▶ What is needed: Please read the records below and return each line holding the string "title".
......
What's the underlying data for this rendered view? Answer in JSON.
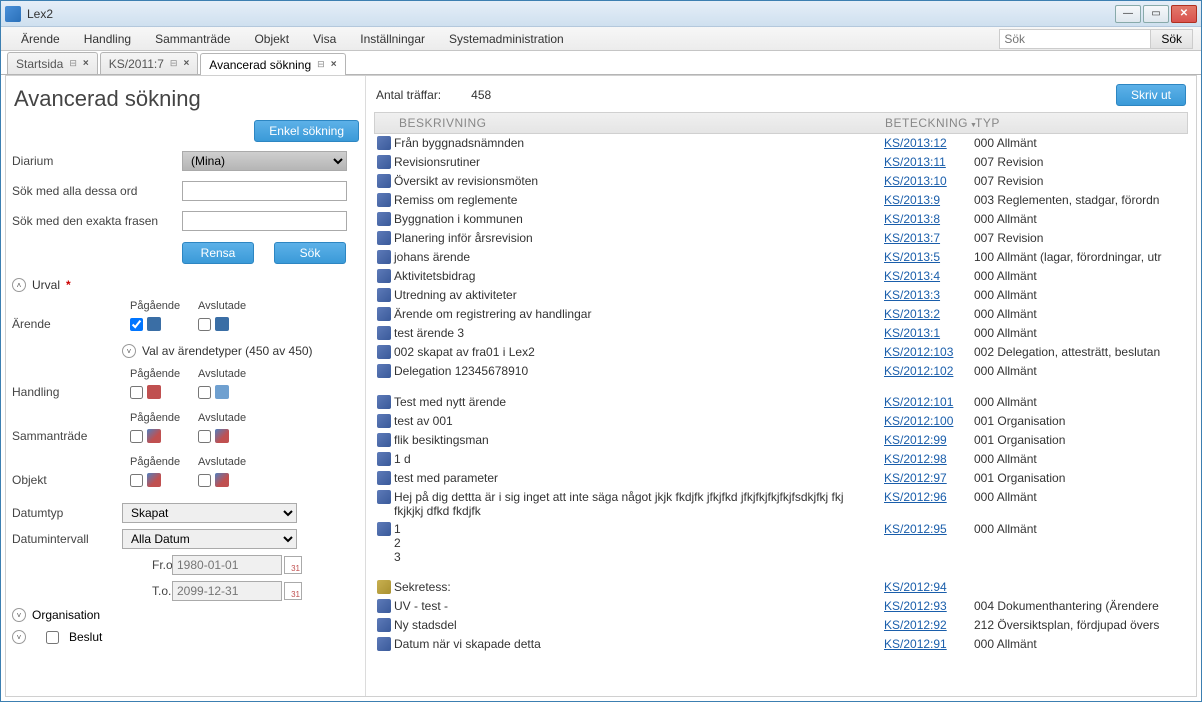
{
  "window": {
    "title": "Lex2"
  },
  "menubar": {
    "items": [
      "Ärende",
      "Handling",
      "Sammanträde",
      "Objekt",
      "Visa",
      "Inställningar",
      "Systemadministration"
    ],
    "search_placeholder": "Sök",
    "search_button": "Sök"
  },
  "tabs": [
    {
      "label": "Startsida"
    },
    {
      "label": "KS/2011:7"
    },
    {
      "label": "Avancerad sökning",
      "active": true
    }
  ],
  "left": {
    "title": "Avancerad sökning",
    "simple_search": "Enkel sökning",
    "diarium_label": "Diarium",
    "diarium_value": "(Mina)",
    "all_words_label": "Sök med alla dessa ord",
    "exact_phrase_label": "Sök med den exakta frasen",
    "clear_btn": "Rensa",
    "search_btn": "Sök",
    "urval_label": "Urval",
    "pagaende": "Pågående",
    "avslutade": "Avslutade",
    "arende_label": "Ärende",
    "valtype_label": "Val av ärendetyper (450 av 450)",
    "handling_label": "Handling",
    "sammantrade_label": "Sammanträde",
    "objekt_label": "Objekt",
    "datumtyp_label": "Datumtyp",
    "datumtyp_value": "Skapat",
    "datumintervall_label": "Datumintervall",
    "datumintervall_value": "Alla Datum",
    "from_label": "Fr.o.m.",
    "from_placeholder": "1980-01-01",
    "to_label": "T.o.m.",
    "to_placeholder": "2099-12-31",
    "organisation_label": "Organisation",
    "beslut_label": "Beslut"
  },
  "results": {
    "hits_label": "Antal träffar:",
    "hits_value": "458",
    "print_btn": "Skriv ut",
    "col_desc": "Beskrivning",
    "col_ref": "Beteckning",
    "col_type": "Typ",
    "rows": [
      {
        "desc": "Från byggnadsnämnden",
        "ref": "KS/2013:12",
        "type": "000 Allmänt"
      },
      {
        "desc": "Revisionsrutiner",
        "ref": "KS/2013:11",
        "type": "007 Revision"
      },
      {
        "desc": "Översikt av revisionsmöten",
        "ref": "KS/2013:10",
        "type": "007 Revision"
      },
      {
        "desc": "Remiss om reglemente",
        "ref": "KS/2013:9",
        "type": "003 Reglementen, stadgar, förordn"
      },
      {
        "desc": "Byggnation i kommunen",
        "ref": "KS/2013:8",
        "type": "000 Allmänt"
      },
      {
        "desc": "Planering inför årsrevision",
        "ref": "KS/2013:7",
        "type": "007 Revision"
      },
      {
        "desc": "johans ärende",
        "ref": "KS/2013:5",
        "type": "100 Allmänt (lagar, förordningar, utr"
      },
      {
        "desc": "Aktivitetsbidrag",
        "ref": "KS/2013:4",
        "type": "000 Allmänt"
      },
      {
        "desc": "Utredning av aktiviteter",
        "ref": "KS/2013:3",
        "type": "000 Allmänt"
      },
      {
        "desc": "Ärende om registrering av handlingar",
        "ref": "KS/2013:2",
        "type": "000 Allmänt"
      },
      {
        "desc": "test ärende 3",
        "ref": "KS/2013:1",
        "type": "000 Allmänt"
      },
      {
        "desc": "002 skapat av fra01 i Lex2",
        "ref": "KS/2012:103",
        "type": "002 Delegation, attesträtt, beslutan"
      },
      {
        "desc": "Delegation 12345678910",
        "ref": "KS/2012:102",
        "type": "000 Allmänt"
      }
    ],
    "rows2": [
      {
        "desc": "Test med nytt ärende",
        "ref": "KS/2012:101",
        "type": "000 Allmänt"
      },
      {
        "desc": "test av 001",
        "ref": "KS/2012:100",
        "type": "001 Organisation"
      },
      {
        "desc": "flik besiktingsman",
        "ref": "KS/2012:99",
        "type": "001 Organisation"
      },
      {
        "desc": "1  d",
        "ref": "KS/2012:98",
        "type": "000 Allmänt"
      },
      {
        "desc": "test med parameter",
        "ref": "KS/2012:97",
        "type": "001 Organisation"
      },
      {
        "desc": "Hej på dig dettta är i sig inget att inte säga något jkjk fkdjfk jfkjfkd jfkjfkjfkjfkjfsdkjfkj fkj fkjkjkj  dfkd fkdjfk",
        "ref": "KS/2012:96",
        "type": "000 Allmänt"
      },
      {
        "desc": "1\n2\n3",
        "ref": "KS/2012:95",
        "type": "000 Allmänt",
        "multi": true
      }
    ],
    "rows3": [
      {
        "desc": "Sekretess:",
        "ref": "KS/2012:94",
        "type": "",
        "sec": true
      },
      {
        "desc": "UV - test -",
        "ref": "KS/2012:93",
        "type": "004 Dokumenthantering (Ärendere"
      },
      {
        "desc": "Ny stadsdel",
        "ref": "KS/2012:92",
        "type": "212 Översiktsplan, fördjupad övers"
      },
      {
        "desc": "Datum när vi skapade detta",
        "ref": "KS/2012:91",
        "type": "000 Allmänt"
      }
    ]
  }
}
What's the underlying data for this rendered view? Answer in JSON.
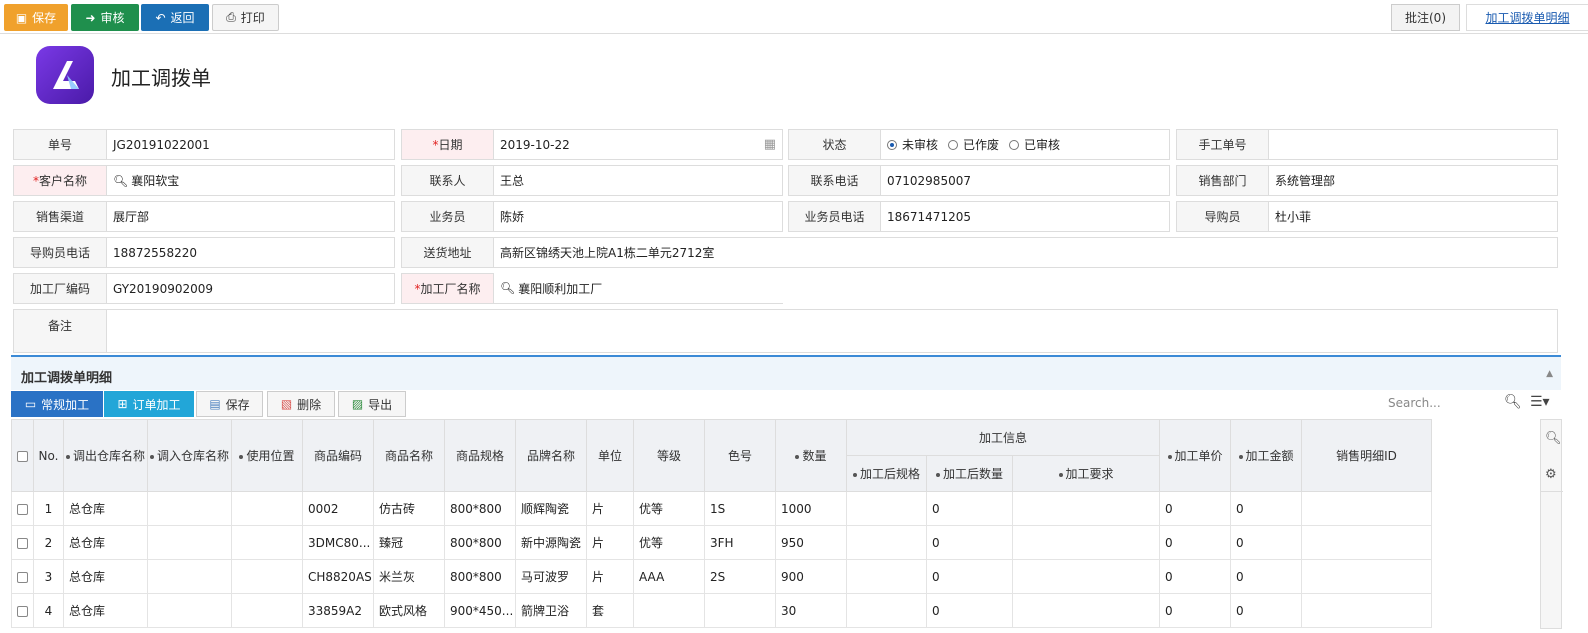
{
  "toolbar": {
    "save": "保存",
    "audit": "审核",
    "back": "返回",
    "print": "打印",
    "note": "批注(0)",
    "detail_link": "加工调拨单明细"
  },
  "page": {
    "title": "加工调拨单"
  },
  "form": {
    "order_no": {
      "label": "单号",
      "value": "JG20191022001"
    },
    "date": {
      "label": "日期",
      "value": "2019-10-22"
    },
    "status": {
      "label": "状态",
      "options": [
        "未审核",
        "已作废",
        "已审核"
      ],
      "selected": "未审核"
    },
    "manual_no": {
      "label": "手工单号",
      "value": ""
    },
    "customer": {
      "label": "客户名称",
      "value": "襄阳软宝"
    },
    "contact": {
      "label": "联系人",
      "value": "王总"
    },
    "phone": {
      "label": "联系电话",
      "value": "07102985007"
    },
    "sales_dept": {
      "label": "销售部门",
      "value": "系统管理部"
    },
    "channel": {
      "label": "销售渠道",
      "value": "展厅部"
    },
    "salesman": {
      "label": "业务员",
      "value": "陈娇"
    },
    "salesman_phone": {
      "label": "业务员电话",
      "value": "18671471205"
    },
    "guide": {
      "label": "导购员",
      "value": "杜小菲"
    },
    "guide_phone": {
      "label": "导购员电话",
      "value": "18872558220"
    },
    "address": {
      "label": "送货地址",
      "value": "高新区锦绣天池上院A1栋二单元2712室"
    },
    "factory_code": {
      "label": "加工厂编码",
      "value": "GY20190902009"
    },
    "factory_name": {
      "label": "加工厂名称",
      "value": "襄阳顺利加工厂"
    },
    "remark": {
      "label": "备注",
      "value": ""
    }
  },
  "detail": {
    "title": "加工调拨单明细",
    "buttons": {
      "regular": "常规加工",
      "order": "订单加工",
      "save": "保存",
      "delete": "删除",
      "export": "导出"
    },
    "search_placeholder": "Search...",
    "columns": {
      "no": "No.",
      "out_wh": "调出仓库名称",
      "in_wh": "调入仓库名称",
      "location": "使用位置",
      "code": "商品编码",
      "name": "商品名称",
      "spec": "商品规格",
      "brand": "品牌名称",
      "unit": "单位",
      "grade": "等级",
      "color": "色号",
      "qty": "数量",
      "proc_group": "加工信息",
      "proc_spec": "加工后规格",
      "proc_qty": "加工后数量",
      "proc_req": "加工要求",
      "price": "加工单价",
      "amount": "加工金额",
      "sale_id": "销售明细ID"
    },
    "rows": [
      {
        "no": "1",
        "out_wh": "总仓库",
        "in_wh": "",
        "location": "",
        "code": "0002",
        "name": "仿古砖",
        "spec": "800*800",
        "brand": "顺辉陶瓷",
        "unit": "片",
        "grade": "优等",
        "color": "1S",
        "qty": "1000",
        "proc_spec": "",
        "proc_qty": "0",
        "proc_req": "",
        "price": "0",
        "amount": "0",
        "sale_id": ""
      },
      {
        "no": "2",
        "out_wh": "总仓库",
        "in_wh": "",
        "location": "",
        "code": "3DMC80...",
        "name": "臻冠",
        "spec": "800*800",
        "brand": "新中源陶瓷",
        "unit": "片",
        "grade": "优等",
        "color": "3FH",
        "qty": "950",
        "proc_spec": "",
        "proc_qty": "0",
        "proc_req": "",
        "price": "0",
        "amount": "0",
        "sale_id": ""
      },
      {
        "no": "3",
        "out_wh": "总仓库",
        "in_wh": "",
        "location": "",
        "code": "CH8820AS",
        "name": "米兰灰",
        "spec": "800*800",
        "brand": "马可波罗",
        "unit": "片",
        "grade": "AAA",
        "color": "2S",
        "qty": "900",
        "proc_spec": "",
        "proc_qty": "0",
        "proc_req": "",
        "price": "0",
        "amount": "0",
        "sale_id": ""
      },
      {
        "no": "4",
        "out_wh": "总仓库",
        "in_wh": "",
        "location": "",
        "code": "33859A2",
        "name": "欧式风格",
        "spec": "900*450...",
        "brand": "箭牌卫浴",
        "unit": "套",
        "grade": "",
        "color": "",
        "qty": "30",
        "proc_spec": "",
        "proc_qty": "0",
        "proc_req": "",
        "price": "0",
        "amount": "0",
        "sale_id": ""
      }
    ]
  }
}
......
▶ Output for this exercise:
    "title": "Lex2"
    "title": "Avancerad sökning",
    "title": "加工调拨单"
    "title": "加工调拨单明细",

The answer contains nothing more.